The Trump administration has presented no evidence that China is seeking or has sought to weaponize the release of hacked, politically sensitive material, as Russian actors did in 2016. Law enforcement and intelligence officials have warned that Russia's disinformation efforts on social media are ongoing, if less intense than they were in 2016. 

Officials have also said election infrastructure has not been targeted, while allowing for the possibility of an attack nearer the midterms.

Earlier this week, DHS Secretary Kirstjen Nielsen said the department had seen "no indication" that any foreign adversary had sought to attack U.S. election infrastructure.
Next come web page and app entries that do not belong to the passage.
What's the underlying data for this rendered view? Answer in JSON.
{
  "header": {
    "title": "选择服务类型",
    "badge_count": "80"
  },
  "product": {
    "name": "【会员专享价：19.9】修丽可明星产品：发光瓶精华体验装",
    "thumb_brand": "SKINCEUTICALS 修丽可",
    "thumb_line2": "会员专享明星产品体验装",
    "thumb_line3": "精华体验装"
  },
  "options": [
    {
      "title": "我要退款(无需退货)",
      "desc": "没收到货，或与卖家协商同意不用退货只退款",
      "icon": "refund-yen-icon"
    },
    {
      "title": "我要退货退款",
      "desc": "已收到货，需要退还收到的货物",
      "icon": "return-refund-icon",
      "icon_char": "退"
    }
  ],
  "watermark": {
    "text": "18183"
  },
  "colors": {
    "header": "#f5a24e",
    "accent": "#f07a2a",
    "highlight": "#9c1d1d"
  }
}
She described China's activity as belonging to a category of "nebulous" and "nefarious" interference efforts.

"It's part of a more holistic approach to influence the American public in favor of China," Nielsen said.

Last month, CIA director Gina Haspel said in public remarks that the agency was "very closely" monitoring China's foreign investment strategies. "We are concerned by some of the tactics they use offering poor countries investments and loans that perhaps those countries are not going to be able to repay," Haspel said.

Coats also issued a separate broadside against China last month, calling Beijing's efforts "more methodical" than those being implemented by Russia.  

Pence indicated the administration would continue to expose Beijing's "malign influence and interference in American politics and policy," calling on journalists to investigate Chinese actions, on businesses to refuse to turn over intellectual property and on universities to reject what he called "Beijing's easy money."

He specifically called on Google to "immediately end" its development of the 'Dragonfly' app, which he said would strengthen China's censorship and compromise the privacy of its customers.

At the the end of his remarks, Pence expressed a desire for a "constructive" relationship with Beijing, urging the two countries to seek to "grow together" in prosperity and security.

"America is reaching out our hand to China; we hope that Beijing will soon reach back," Pence said. "But we will not relent until our relationship with China is grounded in fairness, reciprocity and respect for sovereignty."